As an old football player, I’m only too familiar with the phenomenon of the “Monday morning quarterback.” But the Democratic party, and specifically, the Obama White House political operation, have a new variation: They’re now doing Monday morning analyses in advance of the game. And in the case of the Virginia Governor’s race, the Democrats seem engaged in Friday mourning for their candidate, R. Creigh Deeds.
Virginia’s Republican gubernatorial candidate, Bob McDonnell, holds a comfortable lead in every published poll. McDonnell seems to have weathered the worst that the Washington Post could throw at him. The Post dredged up McDonnell’s Master’s thesis, written some twenty years ago, and tried to hang its clumsily-worded themes around the mature candidate’s neck.
The Post stories--which they stretched out for nearly a week of extensive front-page coverage--suggested that Bob McDonnell had a problem with women in the work force. McDonnell mildly replied that his wife--mother of his five children--and his daughter either had been or were currently in the paid labor force. McDonnell’s ads featured his daughter as a serving Army officer in Iraq. The point of the attack--that McDonnell was some kind of Neanderthal--never really interested Virginia voters. And when Creigh Deeds focused on this “issue” in his relentless attack ads, the strategy merely earned him the unenviable sobriquet “dirty Deeds.”
Deeds’ campaign seems not to have caught fire this fall. White House political operatives--on condition of anonymity, of course, are trying to discount the loss they anticipate in the Old Dominion. “Deeds ignored advice, White House says” reads the latest front-page headline in the Post. If you’re the team quarterback in Virginia, that’s hardly the press coverage you need to see less than two weeks from game day.
The story details how Deeds failed to reach out to “several key constituencies” in Virginia. The Barack Obama campaign in 2008 was the first Democratic presidential campaign to carry Virginia since 1964, so those national Democrats had earned some bragging rights, they felt.What a difference a year makes. Then, it was all hope and change. Barack Obama’s well-oiled campaign in Virginia operated smoothly from 82 local election headquarters. The McCain campaign had only one state headquarters operation, and it was co-located with the national campaign.
But this year, Virginians’ attention is focused on a still anemic economy, on a health care takeover that has a majority of Americans deeply concerned, and on cap and trade (some call it “cap and tax”) legislation that threatens to cut into some key Virginia industries. Bob McDonnell’s focus on jobs, transportation, education, and taxes seems closer to Virginians’ real concerns and closer, frankly, to the earth, than Creigh Deeds’ airborne assault campaign.
McDonnell did not get flustered when Deeds launched blistering attack ads. Nor did he wilt under the harsh glare of the Post’s attention. He has been well-served by his calm, thoughtful, and sincere manner.
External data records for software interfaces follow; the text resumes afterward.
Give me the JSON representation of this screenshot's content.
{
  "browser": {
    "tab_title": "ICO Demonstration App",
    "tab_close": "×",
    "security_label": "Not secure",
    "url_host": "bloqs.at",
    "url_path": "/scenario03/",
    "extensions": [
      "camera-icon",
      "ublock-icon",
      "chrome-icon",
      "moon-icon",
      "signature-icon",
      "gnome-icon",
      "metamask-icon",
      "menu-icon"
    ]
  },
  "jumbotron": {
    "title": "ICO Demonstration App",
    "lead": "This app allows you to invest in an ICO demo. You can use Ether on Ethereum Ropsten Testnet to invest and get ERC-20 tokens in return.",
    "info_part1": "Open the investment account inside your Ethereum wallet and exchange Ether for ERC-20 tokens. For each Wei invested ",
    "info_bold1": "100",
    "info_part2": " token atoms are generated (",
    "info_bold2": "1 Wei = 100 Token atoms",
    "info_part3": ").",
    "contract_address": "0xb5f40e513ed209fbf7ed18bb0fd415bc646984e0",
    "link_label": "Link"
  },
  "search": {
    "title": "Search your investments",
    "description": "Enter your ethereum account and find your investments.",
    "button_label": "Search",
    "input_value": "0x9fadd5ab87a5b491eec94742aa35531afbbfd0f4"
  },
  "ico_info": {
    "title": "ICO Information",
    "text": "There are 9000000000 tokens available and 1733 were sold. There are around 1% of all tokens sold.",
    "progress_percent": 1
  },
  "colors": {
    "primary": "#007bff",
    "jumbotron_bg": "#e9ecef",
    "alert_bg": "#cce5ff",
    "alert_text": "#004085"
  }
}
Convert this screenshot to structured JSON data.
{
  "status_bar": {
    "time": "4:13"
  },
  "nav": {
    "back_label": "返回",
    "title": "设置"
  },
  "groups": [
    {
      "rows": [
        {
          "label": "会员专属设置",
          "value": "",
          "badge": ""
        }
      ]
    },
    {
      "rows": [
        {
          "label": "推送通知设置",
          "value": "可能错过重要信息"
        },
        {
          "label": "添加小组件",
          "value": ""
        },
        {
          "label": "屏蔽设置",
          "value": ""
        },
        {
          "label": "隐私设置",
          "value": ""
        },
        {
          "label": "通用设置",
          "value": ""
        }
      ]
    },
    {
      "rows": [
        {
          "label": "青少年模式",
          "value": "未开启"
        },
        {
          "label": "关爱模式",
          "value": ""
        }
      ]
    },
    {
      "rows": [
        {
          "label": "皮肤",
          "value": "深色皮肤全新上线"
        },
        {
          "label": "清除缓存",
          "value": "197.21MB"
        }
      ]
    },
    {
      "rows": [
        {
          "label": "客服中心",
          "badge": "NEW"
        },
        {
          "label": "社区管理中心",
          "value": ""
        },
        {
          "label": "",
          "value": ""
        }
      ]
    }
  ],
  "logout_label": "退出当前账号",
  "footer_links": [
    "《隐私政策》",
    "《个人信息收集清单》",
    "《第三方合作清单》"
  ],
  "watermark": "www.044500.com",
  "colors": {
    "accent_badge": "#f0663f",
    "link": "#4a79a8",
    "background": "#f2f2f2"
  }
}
The Post’s coverage seems almost to concede the Virginia race. It quotes unnamed White House officials saying they see “almost no way” for Deeds to come from behind to pull out a win. Their effort now seems to be to isolate this defeat, if defeat it becomes, and maintain that any candidate who fully embraces the Obama administration’s ambitious plans will do just fine. What else could they say?
Another key defection from the Deeds campaign is L. Douglas Wilder. Wilder, the first black Governor of Virginia, is widely respected in Democratic circles. Wilder has not endorsed McDonnell, but he has very publicly refused to endorse Creigh Deeds. His statement explaining his reasons laid out stinging criticisms of the Democrats’ struggling candidate.
Conservatives should not slack their efforts in Virginia, or in any of the other key races--New Jersey’s governorship or New York’s 23rd congressional district. Abraham Lincoln spoke for us when he dismissed Union General Joe Hooker’s bragging. “May God have mercy on General Lee, for I shall have none,” Hooker said days before the battle of Chancellorsville. Hooker went on to a humiliating defeat there. Lincoln saw it coming, saying of Hooker’s boastful talk: “The hen is is the wisest of birds; she only cackles after she has laid the egg.”
Now is no time for cackling. It’s the time for hard work.